Both types of images are very typical of their time. The altarpiece-fragment by the Master of the Antwerp Adoration Group, now in the Art Institute of Chicago, was probably made for a devotional context and focusses on a typological and allegorical reading. Meanwhile, Claude’s landscape painting showing David and the Three Heroes at the Cave of Adullam was likely to have been made as decoration for a palazzo in Rome and belongs to a profane context. Its focus is on the moral and aesthetic interpretation of past events, which are treated as history. It renders the story in a way that is as faithful as possible to the scriptural account, but it seeks to be an edifying chronicle rather than presenting us with hidden spiritual meanings.

These two types of images are an excellent example of the hermeneutical shift during the period. Richard Simon (1638–1712), Jean le Clerc (1657–1736), Baruch de Spinoza (1632–1766) and others had striven to ascertain the text’s original meaning in its historical context, and thus its ‘literal sense’ (sensus literalis historicus). The biblical stories were not understood any more as axiomatic truth but were increasingly analyzed through a ‘historical-critical’ method. This new understanding of the biblical text also influenced visual interpretations. Depictions of stories from the Hebrew Bible began increasingly to attempt a life-like depiction of historical reality.

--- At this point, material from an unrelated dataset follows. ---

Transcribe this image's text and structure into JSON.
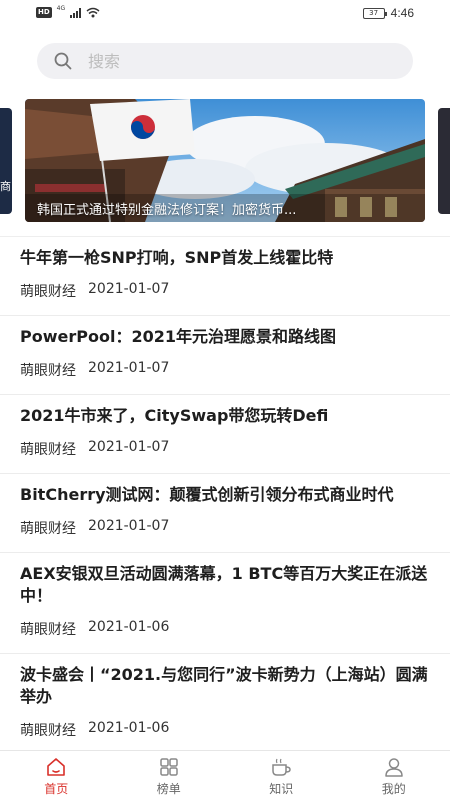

This is not to say that painting ceased to have any moral or religious meaning. At that time the concept of the similitudo temporum still played an important role: a belief that the past, present, and future are identical and that situations in antiquity are repeated in the present day. This concept was especially influential from the fifteenth through the seventeenth century (e.g. Machiavelli, Discorsi I.2; Justus Lipsius was taking up this term in his interpretation of Tacitus; Iusti Lipsi Epistolae I,81 00 00 H, 24–7; see Quaglioni and Comparato 2007: 80; Papy 2005: 66). Pagan-antique figures and Old Testament characters were taken as positive or negative examples in early modern times.

It is therefore likely that the image by Claude Lorrain intended a moral dimension by stressing the humble reaction of David—his abstinence and self-control in refusing to drink the water.

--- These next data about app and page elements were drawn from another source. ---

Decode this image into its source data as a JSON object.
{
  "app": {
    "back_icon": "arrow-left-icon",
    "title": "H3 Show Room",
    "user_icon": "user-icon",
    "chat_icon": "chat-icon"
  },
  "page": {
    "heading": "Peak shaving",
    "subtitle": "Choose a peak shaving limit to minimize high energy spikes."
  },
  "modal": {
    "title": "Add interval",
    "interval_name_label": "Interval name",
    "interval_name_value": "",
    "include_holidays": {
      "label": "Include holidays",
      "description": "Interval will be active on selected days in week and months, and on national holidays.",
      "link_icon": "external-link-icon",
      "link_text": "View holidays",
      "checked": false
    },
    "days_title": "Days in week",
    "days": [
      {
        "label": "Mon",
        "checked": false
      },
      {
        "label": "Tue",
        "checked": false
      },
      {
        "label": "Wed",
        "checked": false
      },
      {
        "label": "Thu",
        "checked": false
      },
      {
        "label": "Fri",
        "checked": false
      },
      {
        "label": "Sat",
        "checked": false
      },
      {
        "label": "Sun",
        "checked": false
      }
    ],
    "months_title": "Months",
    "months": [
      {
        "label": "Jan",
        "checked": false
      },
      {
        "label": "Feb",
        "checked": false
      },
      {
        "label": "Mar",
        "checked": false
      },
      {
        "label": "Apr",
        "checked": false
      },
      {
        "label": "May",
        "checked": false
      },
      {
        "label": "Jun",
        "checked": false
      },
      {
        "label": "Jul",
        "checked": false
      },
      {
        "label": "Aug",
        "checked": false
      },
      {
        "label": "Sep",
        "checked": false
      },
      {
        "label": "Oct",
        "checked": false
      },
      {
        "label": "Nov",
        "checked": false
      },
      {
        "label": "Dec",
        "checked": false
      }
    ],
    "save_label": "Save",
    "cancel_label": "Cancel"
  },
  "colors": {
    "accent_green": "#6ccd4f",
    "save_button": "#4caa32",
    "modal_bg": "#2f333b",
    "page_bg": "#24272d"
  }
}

In the eighteenth and nineteenth centuries, when images changed their function and were not used anymore to instruct the viewer, the story of David and the three warriors finally ceased to be of significance. The topic faded into oblivion and was not taken up by artists any more.

 

References

Kipfer, Sara. 2018. ‘David as Saint and Hero in Visual Art (2 Sam 23:13-17 // 1 Chr 11:15–19)’, in Bible in the Arts 2 (BiA), available at: https://www.bibelwissenschaft.de/die-bibel-in-der-kunst/

Papy, Jan. 2005. ‘Neostoizismus und Humanismus. Lipsiusʼ neue Lektrüe von Seneca in der Manuductio ad Stoicam philosophiam (1604)’, in Der Einfluß des Hellenismus auf die Philosophie der Frühen Neuzeit, ed. by Gábor Boros (Wiesbaden: Harrassowitz), pp. 53–80

Quaglioni, Diego, and Vittor Ivo Comparato. 2007. ‘Italy’ in European Political Thought 1450–1700: Religion, Law, and Philosophy, ed. by Howell A. Lloyd, Glenn Burgress, and Simon Hodson (New Haven: Yale University Press), pp. 55–101